If you create virtual machines in Microsoft Azure, you typically connect to them using RDP (if they are of course Windows machines). What you may not be aware of is the fact that you restrict, or whitelist, which remote IP addresses are allowed to RDP to these machines. Here’s how you configure this.
You login to you Microsoft Azure console as shown above.
In here is a Windows Domain Controller machine. What I want to do is restrict remote RDP access to this machine for security reasons (since it is a Domain Controller after all).
To do that select the Virtual Machine from the list and then the Endpoints option from the menu across the top as shown above.
At the moment there are only have two endpoints, one for PowerShell and one for Remote Desktop (i.e. RDP). Both of these services are accessible to the outside world via the Public port (which I have obscured for privacy reasons). These Public ports map to familiar Private ports at the virtual machine.
Thus, Remote Desktop connects via a random port from the Internet and this then mapped to the familiar port 3389 port internally at the machine.
To set security on an Endpoint, simply select it and then select the MANAGE ACL button at the bottom of the screen.
You will then see a dialog that allows you to enter a description as well as a remote subnet. You can then set the action to be either Permit or Deny. With RDP traffic the default is to allow all inbound traffic for that endpoint. All other ports are blocked for inbound traffic unless endpoints are created for those ports.
Points to consider:
- No ACL – By default when an endpoint is created, Azure permits all for the endpoint.
- Permit – When you add one or more “permit” ranges, you are denying all other ranges by default. Only packets from the permitted IP range will be able to communicate with the virtual machine endpoint.
- Deny – When you add one or more “deny” ranges, you are permitting all other ranges of traffic by default.
- Combination of Permit and Deny – You can use a combination of “permit” and “deny” when you want to carve out a specific IP range to be permitted or denied.

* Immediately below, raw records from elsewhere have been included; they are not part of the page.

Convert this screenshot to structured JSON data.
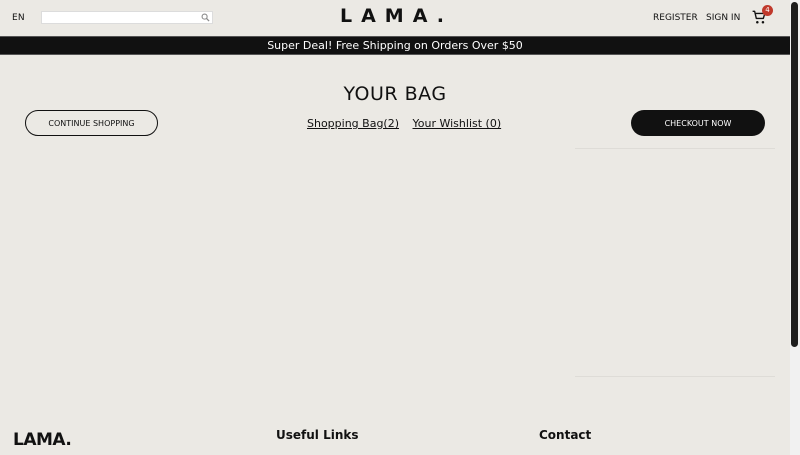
{
  "navbar": {
    "language": "EN",
    "search_placeholder": "",
    "logo": "LAMA.",
    "register": "REGISTER",
    "sign_in": "SIGN IN",
    "cart_count": "4",
    "cart_icon": "cart-icon",
    "search_icon": "search-icon"
  },
  "announcement": {
    "text": "Super Deal! Free Shipping on Orders Over $50"
  },
  "bag": {
    "title": "YOUR BAG",
    "continue_label": "CONTINUE SHOPPING",
    "shopping_bag_link": "Shopping Bag(2)",
    "wishlist_link": "Your Wishlist (0)",
    "checkout_label": "CHECKOUT NOW"
  },
  "footer": {
    "logo": "LAMA.",
    "useful_links_title": "Useful Links",
    "contact_title": "Contact"
  },
  "colors": {
    "background": "#ebe9e4",
    "announcement_bg": "#111111",
    "primary_button": "#111111",
    "badge": "#c0392b"
  }
}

You can of course configure these ACLs using PowerShell and the reference for that is here:
more information about setting endpoints for virtual machines can be found at: